Service-Learning

Service-learning is a teaching and learning strategy that connects academic curriculum to community problem-solving. Today, elementary, middle, high, and postsecondary schools across the nation participate in service-learning with the support of federal, state, district, and foundation funding. Studies show that, in the past, more than 4 million students from more than 20,000 schools participated in service-learning. Of these participants, high schools were most likely to engage students in community service or to include service-learning as part of their curriculum.1

Service-learning is beneficial for students, organizations, and communities. All students, including those with disabilities (e.g., emotional and behavioral disorders, learning disabilities, moderate and severe intellectual disabilities, students with hearing and vision limitations), can be involved in and benefit from service-learning.2

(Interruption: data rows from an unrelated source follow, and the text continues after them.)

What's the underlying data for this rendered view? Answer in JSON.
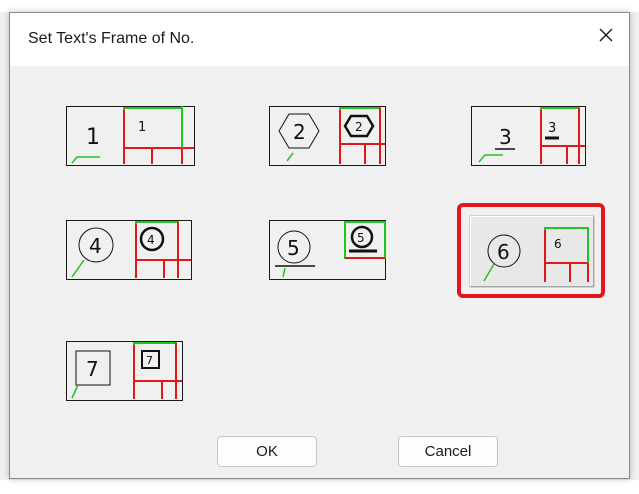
{
  "dialog": {
    "title": "Set Text's Frame of No.",
    "close_icon": "close-icon"
  },
  "options": [
    {
      "label": "1",
      "frame": "underline-leader"
    },
    {
      "label": "2",
      "frame": "hexagon"
    },
    {
      "label": "3",
      "frame": "underline"
    },
    {
      "label": "4",
      "frame": "circle"
    },
    {
      "label": "5",
      "frame": "circle-underline"
    },
    {
      "label": "6",
      "frame": "circle",
      "selected": true
    },
    {
      "label": "7",
      "frame": "square"
    }
  ],
  "buttons": {
    "ok": "OK",
    "cancel": "Cancel"
  },
  "colors": {
    "selection": "#e3161c",
    "guide_green": "#22c322",
    "guide_red": "#e3161c"
  }
}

References

1Spring, Grimm, & Dietz, 2009
2Dymond, Renzaglia, & Chung, 2007

Preparedness & Recovery

Disasters are often unpredictable and can happen at any time and to anyone. They may be natural, man-made, or both. Disasters are defined by the Federal Emergency Management Agency (FEMA) as an occurrence that has resulted in property damage, deaths, and/or injuries to a community,1 and  may include floods, hurricanes, earthquakes, tornados, fires, illnesses, chemical or radiation emergencies, and terrorist or bioterrorist attacks, among others.

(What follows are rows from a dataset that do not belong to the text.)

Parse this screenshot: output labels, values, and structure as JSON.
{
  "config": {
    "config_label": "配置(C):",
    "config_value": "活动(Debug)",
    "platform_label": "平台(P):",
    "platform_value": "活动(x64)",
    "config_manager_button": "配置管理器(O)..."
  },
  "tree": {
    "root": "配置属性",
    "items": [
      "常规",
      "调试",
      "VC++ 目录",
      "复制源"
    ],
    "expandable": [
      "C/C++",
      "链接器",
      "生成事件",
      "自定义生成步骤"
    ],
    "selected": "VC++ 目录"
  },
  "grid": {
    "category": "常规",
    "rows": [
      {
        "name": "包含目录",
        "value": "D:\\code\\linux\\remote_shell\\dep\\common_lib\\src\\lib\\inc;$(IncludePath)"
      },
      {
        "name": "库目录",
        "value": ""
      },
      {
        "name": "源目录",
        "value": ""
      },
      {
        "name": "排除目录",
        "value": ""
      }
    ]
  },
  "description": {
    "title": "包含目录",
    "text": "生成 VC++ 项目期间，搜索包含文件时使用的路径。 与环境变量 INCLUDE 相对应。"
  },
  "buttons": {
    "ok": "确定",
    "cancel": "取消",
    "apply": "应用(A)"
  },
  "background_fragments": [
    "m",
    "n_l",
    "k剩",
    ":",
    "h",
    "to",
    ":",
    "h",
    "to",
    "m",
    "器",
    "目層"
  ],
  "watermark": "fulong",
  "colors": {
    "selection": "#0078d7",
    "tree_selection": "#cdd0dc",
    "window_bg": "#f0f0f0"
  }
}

At the end of the 20th century, disasters affected an estimated 66.5 million children each year world-wide and it is estimated that this number will continue to grow as a result of societal changes (e.g., conflicts, hunger) and climate changes.2 Around the world and in the U.S., disasters disproportionately affect poor populations—both youth3 and families—as a result of risk factors such as living in environmentally vulnerable locations, living in less stable housing, and having poor physical health.4 According to the 2010 U.S. Census, children under 18 made up 24 percent of the total U.S. population, but 35.5 percent of the people living in poverty resulting in a higher poverty rate for children under the age of 18 than any other age group.5  Further, research suggests that youth, specifically school-age youth, tend to be more severely affected by disasters than adults and may experience disasters differently due to age and other factors.6

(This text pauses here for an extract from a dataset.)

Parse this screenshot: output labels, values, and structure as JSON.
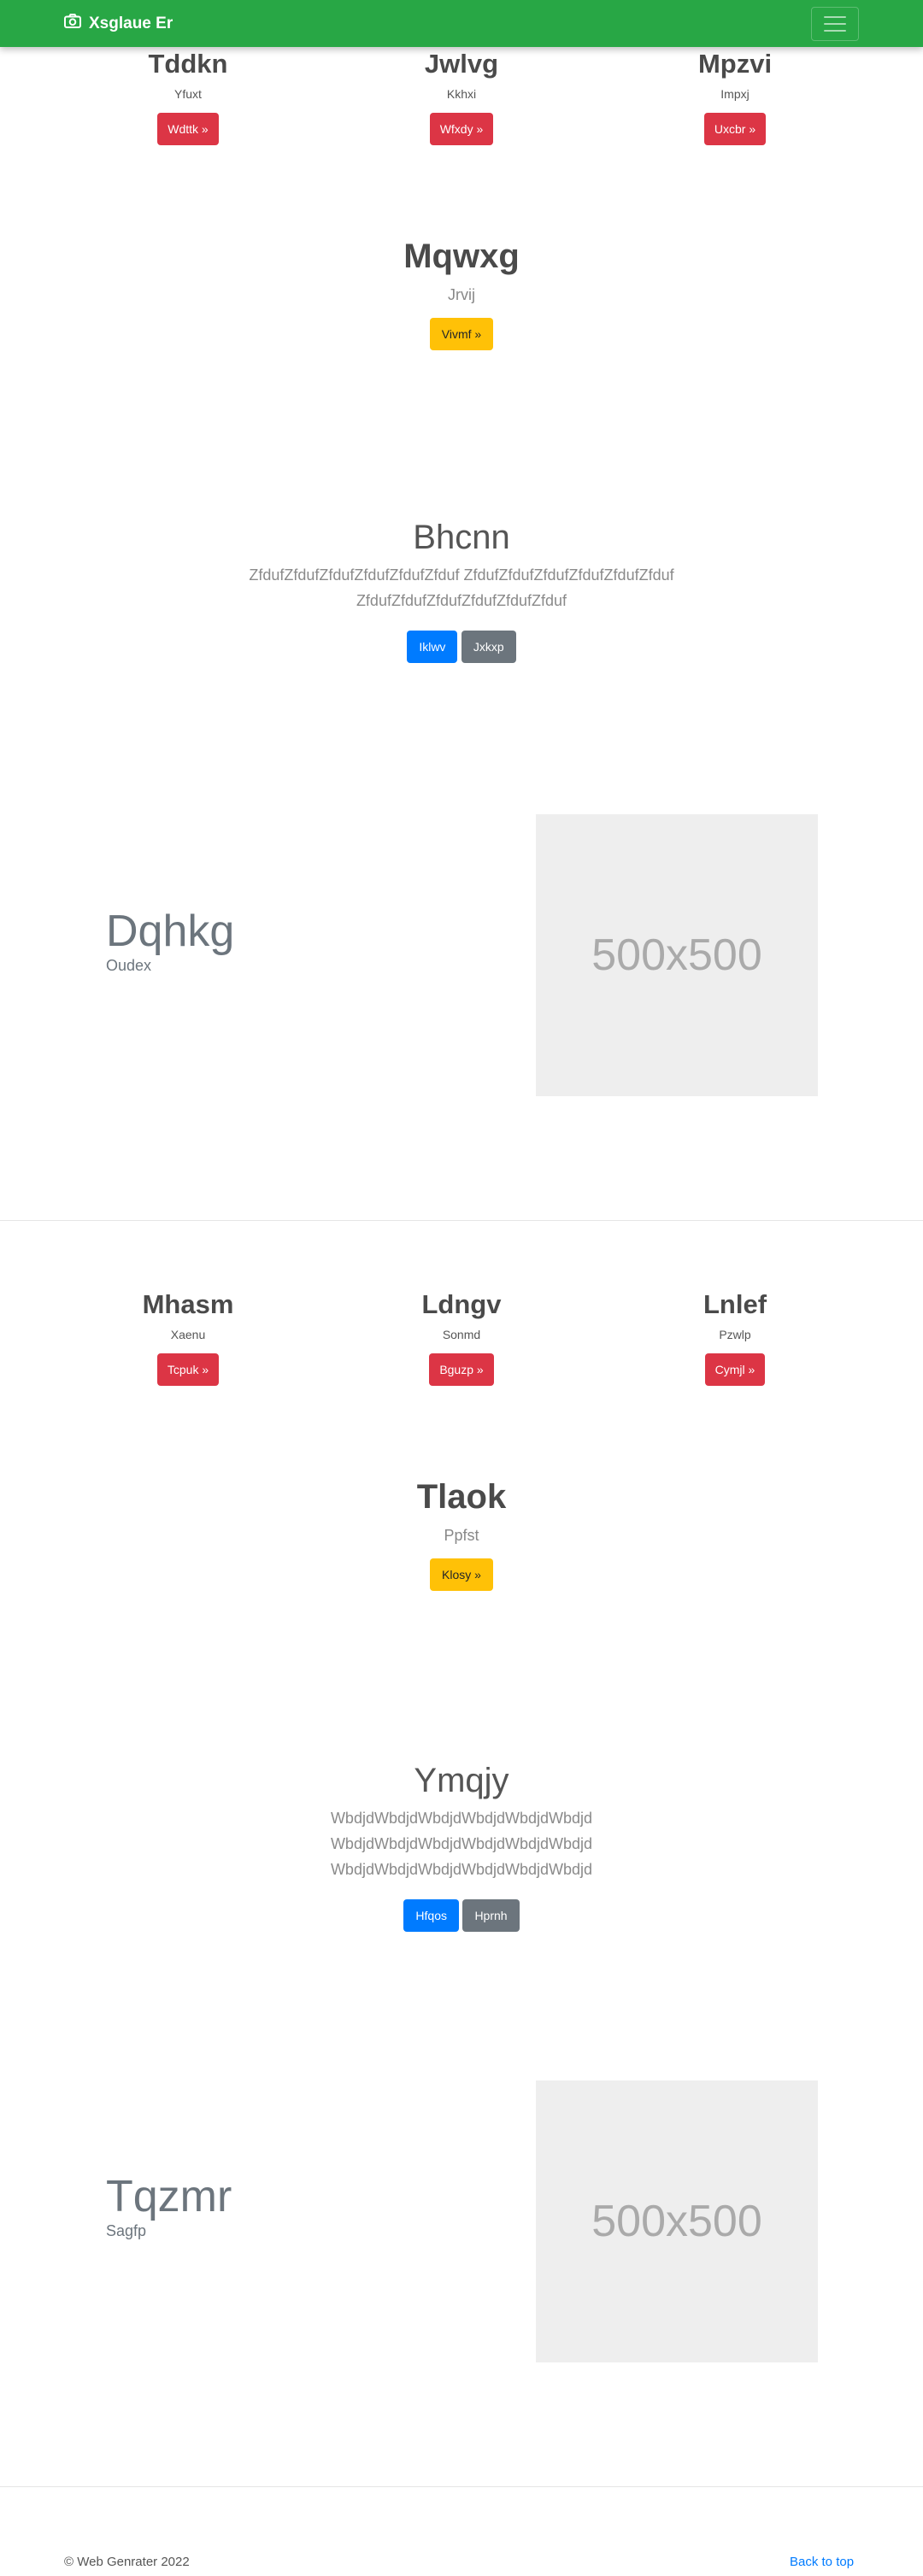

Ensuring youth and their families know what to do in an emergency and that the unique needs and assets of youth are included in disaster preparedness, prevention, response, and recovery efforts is critical.7 While many individuals report that they are aware of disasters and their potential effects, fewer report that they have undertaken steps to plan for or prepare for disasters.8 Prevention and preparedness refer to the planning and actions that occur prior to a disaster. This may include preparing for public health threats, developing an emergency response plan, creating an emergency preparedness kit, or taking steps to address things that may cause a disaster. Response and recovery refer to actions that occur during and after disasters or emergencies. Responses to emergencies may include sheltering in place or evacuating, and recovery may include repairing damaged infrastructure, reuniting families, replacing supplies, addressing emotional responses and revising response plans. Youth-serving agencies can play an important role educating youth about disasters and teaching them coping mechanisms. Involving them in prevention, preparedness, recovery, and response efforts can help to ensure that youth, families, and communities are prepared and able to respond when faced with disasters.

1 FEMA, 1990
2 Penrose & Takaki, 2006
3 The target population for this topic is youth ages 10-24. In some cases research included in the topic focuses on a wider population including children under the age of 10.
4 Center for the Study of Traumatic Stress, n.d.
5 U.S. Bureau of the Census, 2011
6 Norris et al., 2002; Ronan, 2010
7 U.S. Department of Homeland Security, 2010
8 Redlener, Grant, Abramson, & Johnson, 2008; Ronan, 2010